Apple announced that iTunes will be replaced by a trio of desktop apps called Music, TV and Podcasts -- similar to how these services are already divided on iPhones and iPads. It will still exist as a standalone iOS app and on Windows PCs.
Previous purchases and libraries will be maintained in each new app on Mac computers.
But the move to phase out iTunes didn't come as a total surprise as the company has been pushing users toward its Apple Music subscription service. The Tame Apple Press thinks it is wonderful that l, Apple can charge a monthly fee to boost revenue rather than wait for a customer to buy a few songs.
However, the software has never been that good in the 20 years of its running and was always slower and less intuitive than its rivals. What was more surprising is that Apple never really bothered to significantly upgrade it.
Apple users will still be able to purchase and download songs through iTunes' Music store within the Music app, and can buy movies and TV shows in the Apple TV app. iTunes gift cards will stay active.

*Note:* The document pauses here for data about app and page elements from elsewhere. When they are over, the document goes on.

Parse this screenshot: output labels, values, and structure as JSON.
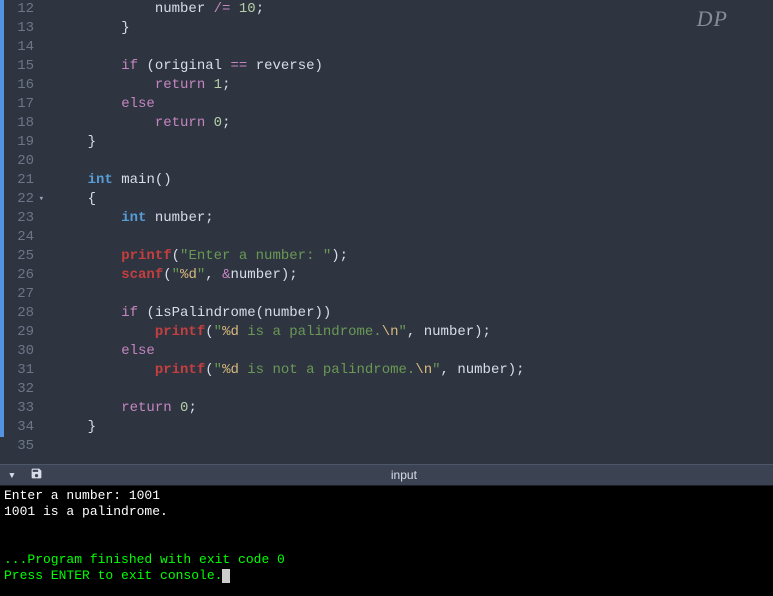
{
  "watermark": "DP",
  "toolbar": {
    "center_label": "input"
  },
  "code_lines": [
    {
      "num": 12,
      "modified": true,
      "tokens": [
        {
          "cls": "",
          "txt": "            "
        },
        {
          "cls": "tk-ident",
          "txt": "number"
        },
        {
          "cls": "",
          "txt": " "
        },
        {
          "cls": "tk-op",
          "txt": "/="
        },
        {
          "cls": "",
          "txt": " "
        },
        {
          "cls": "tk-number",
          "txt": "10"
        },
        {
          "cls": "tk-punct",
          "txt": ";"
        }
      ]
    },
    {
      "num": 13,
      "modified": true,
      "tokens": [
        {
          "cls": "",
          "txt": "        "
        },
        {
          "cls": "tk-punct",
          "txt": "}"
        }
      ]
    },
    {
      "num": 14,
      "modified": true,
      "tokens": []
    },
    {
      "num": 15,
      "modified": true,
      "tokens": [
        {
          "cls": "",
          "txt": "        "
        },
        {
          "cls": "tk-keyword",
          "txt": "if"
        },
        {
          "cls": "",
          "txt": " "
        },
        {
          "cls": "tk-punct",
          "txt": "("
        },
        {
          "cls": "tk-ident",
          "txt": "original"
        },
        {
          "cls": "",
          "txt": " "
        },
        {
          "cls": "tk-op",
          "txt": "=="
        },
        {
          "cls": "",
          "txt": " "
        },
        {
          "cls": "tk-ident",
          "txt": "reverse"
        },
        {
          "cls": "tk-punct",
          "txt": ")"
        }
      ]
    },
    {
      "num": 16,
      "modified": true,
      "tokens": [
        {
          "cls": "",
          "txt": "            "
        },
        {
          "cls": "tk-keyword",
          "txt": "return"
        },
        {
          "cls": "",
          "txt": " "
        },
        {
          "cls": "tk-number",
          "txt": "1"
        },
        {
          "cls": "tk-punct",
          "txt": ";"
        }
      ]
    },
    {
      "num": 17,
      "modified": true,
      "tokens": [
        {
          "cls": "",
          "txt": "        "
        },
        {
          "cls": "tk-keyword",
          "txt": "else"
        }
      ]
    },
    {
      "num": 18,
      "modified": true,
      "tokens": [
        {
          "cls": "",
          "txt": "            "
        },
        {
          "cls": "tk-keyword",
          "txt": "return"
        },
        {
          "cls": "",
          "txt": " "
        },
        {
          "cls": "tk-number",
          "txt": "0"
        },
        {
          "cls": "tk-punct",
          "txt": ";"
        }
      ]
    },
    {
      "num": 19,
      "modified": true,
      "tokens": [
        {
          "cls": "",
          "txt": "    "
        },
        {
          "cls": "tk-punct",
          "txt": "}"
        }
      ]
    },
    {
      "num": 20,
      "modified": true,
      "tokens": []
    },
    {
      "num": 21,
      "modified": true,
      "tokens": [
        {
          "cls": "",
          "txt": "    "
        },
        {
          "cls": "tk-type",
          "txt": "int"
        },
        {
          "cls": "",
          "txt": " "
        },
        {
          "cls": "tk-ident",
          "txt": "main"
        },
        {
          "cls": "tk-punct",
          "txt": "()"
        }
      ]
    },
    {
      "num": 22,
      "modified": true,
      "fold": true,
      "tokens": [
        {
          "cls": "",
          "txt": "    "
        },
        {
          "cls": "tk-punct",
          "txt": "{"
        }
      ]
    },
    {
      "num": 23,
      "modified": true,
      "tokens": [
        {
          "cls": "",
          "txt": "        "
        },
        {
          "cls": "tk-type",
          "txt": "int"
        },
        {
          "cls": "",
          "txt": " "
        },
        {
          "cls": "tk-ident",
          "txt": "number"
        },
        {
          "cls": "tk-punct",
          "txt": ";"
        }
      ]
    },
    {
      "num": 24,
      "modified": true,
      "tokens": []
    },
    {
      "num": 25,
      "modified": true,
      "tokens": [
        {
          "cls": "",
          "txt": "        "
        },
        {
          "cls": "tk-func",
          "txt": "printf"
        },
        {
          "cls": "tk-punct",
          "txt": "("
        },
        {
          "cls": "tk-string",
          "txt": "\"Enter a number: \""
        },
        {
          "cls": "tk-punct",
          "txt": ");"
        }
      ]
    },
    {
      "num": 26,
      "modified": true,
      "tokens": [
        {
          "cls": "",
          "txt": "        "
        },
        {
          "cls": "tk-func",
          "txt": "scanf"
        },
        {
          "cls": "tk-punct",
          "txt": "("
        },
        {
          "cls": "tk-string",
          "txt": "\""
        },
        {
          "cls": "tk-escape",
          "txt": "%d"
        },
        {
          "cls": "tk-string",
          "txt": "\""
        },
        {
          "cls": "tk-punct",
          "txt": ", "
        },
        {
          "cls": "tk-op",
          "txt": "&"
        },
        {
          "cls": "tk-ident",
          "txt": "number"
        },
        {
          "cls": "tk-punct",
          "txt": ");"
        }
      ]
    },
    {
      "num": 27,
      "modified": true,
      "tokens": []
    },
    {
      "num": 28,
      "modified": true,
      "tokens": [
        {
          "cls": "",
          "txt": "        "
        },
        {
          "cls": "tk-keyword",
          "txt": "if"
        },
        {
          "cls": "",
          "txt": " "
        },
        {
          "cls": "tk-punct",
          "txt": "("
        },
        {
          "cls": "tk-ident",
          "txt": "isPalindrome"
        },
        {
          "cls": "tk-punct",
          "txt": "("
        },
        {
          "cls": "tk-ident",
          "txt": "number"
        },
        {
          "cls": "tk-punct",
          "txt": "))"
        }
      ]
    },
    {
      "num": 29,
      "modified": true,
      "tokens": [
        {
          "cls": "",
          "txt": "            "
        },
        {
          "cls": "tk-func",
          "txt": "printf"
        },
        {
          "cls": "tk-punct",
          "txt": "("
        },
        {
          "cls": "tk-string",
          "txt": "\""
        },
        {
          "cls": "tk-escape",
          "txt": "%d"
        },
        {
          "cls": "tk-string",
          "txt": " is a palindrome."
        },
        {
          "cls": "tk-escape",
          "txt": "\\n"
        },
        {
          "cls": "tk-string",
          "txt": "\""
        },
        {
          "cls": "tk-punct",
          "txt": ", "
        },
        {
          "cls": "tk-ident",
          "txt": "number"
        },
        {
          "cls": "tk-punct",
          "txt": ");"
        }
      ]
    },
    {
      "num": 30,
      "modified": true,
      "tokens": [
        {
          "cls": "",
          "txt": "        "
        },
        {
          "cls": "tk-keyword",
          "txt": "else"
        }
      ]
    },
    {
      "num": 31,
      "modified": true,
      "tokens": [
        {
          "cls": "",
          "txt": "            "
        },
        {
          "cls": "tk-func",
          "txt": "printf"
        },
        {
          "cls": "tk-punct",
          "txt": "("
        },
        {
          "cls": "tk-string",
          "txt": "\""
        },
        {
          "cls": "tk-escape",
          "txt": "%d"
        },
        {
          "cls": "tk-string",
          "txt": " is not a palindrome."
        },
        {
          "cls": "tk-escape",
          "txt": "\\n"
        },
        {
          "cls": "tk-string",
          "txt": "\""
        },
        {
          "cls": "tk-punct",
          "txt": ", "
        },
        {
          "cls": "tk-ident",
          "txt": "number"
        },
        {
          "cls": "tk-punct",
          "txt": ");"
        }
      ]
    },
    {
      "num": 32,
      "modified": true,
      "tokens": []
    },
    {
      "num": 33,
      "modified": true,
      "tokens": [
        {
          "cls": "",
          "txt": "        "
        },
        {
          "cls": "tk-keyword",
          "txt": "return"
        },
        {
          "cls": "",
          "txt": " "
        },
        {
          "cls": "tk-number",
          "txt": "0"
        },
        {
          "cls": "tk-punct",
          "txt": ";"
        }
      ]
    },
    {
      "num": 34,
      "modified": true,
      "tokens": [
        {
          "cls": "",
          "txt": "    "
        },
        {
          "cls": "tk-punct",
          "txt": "}"
        }
      ]
    },
    {
      "num": 35,
      "modified": false,
      "tokens": []
    }
  ],
  "console": {
    "line1": "Enter a number: 1001",
    "line2": "1001 is a palindrome.",
    "blank": "",
    "exit_msg": "...Program finished with exit code 0",
    "prompt": "Press ENTER to exit console."
  }
}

For people who used iTunes to sync up their devices, Apple said a tool will now be located via the sidebar in Finder on their Macs. If the tool is not a hammer we don't suggest you use it.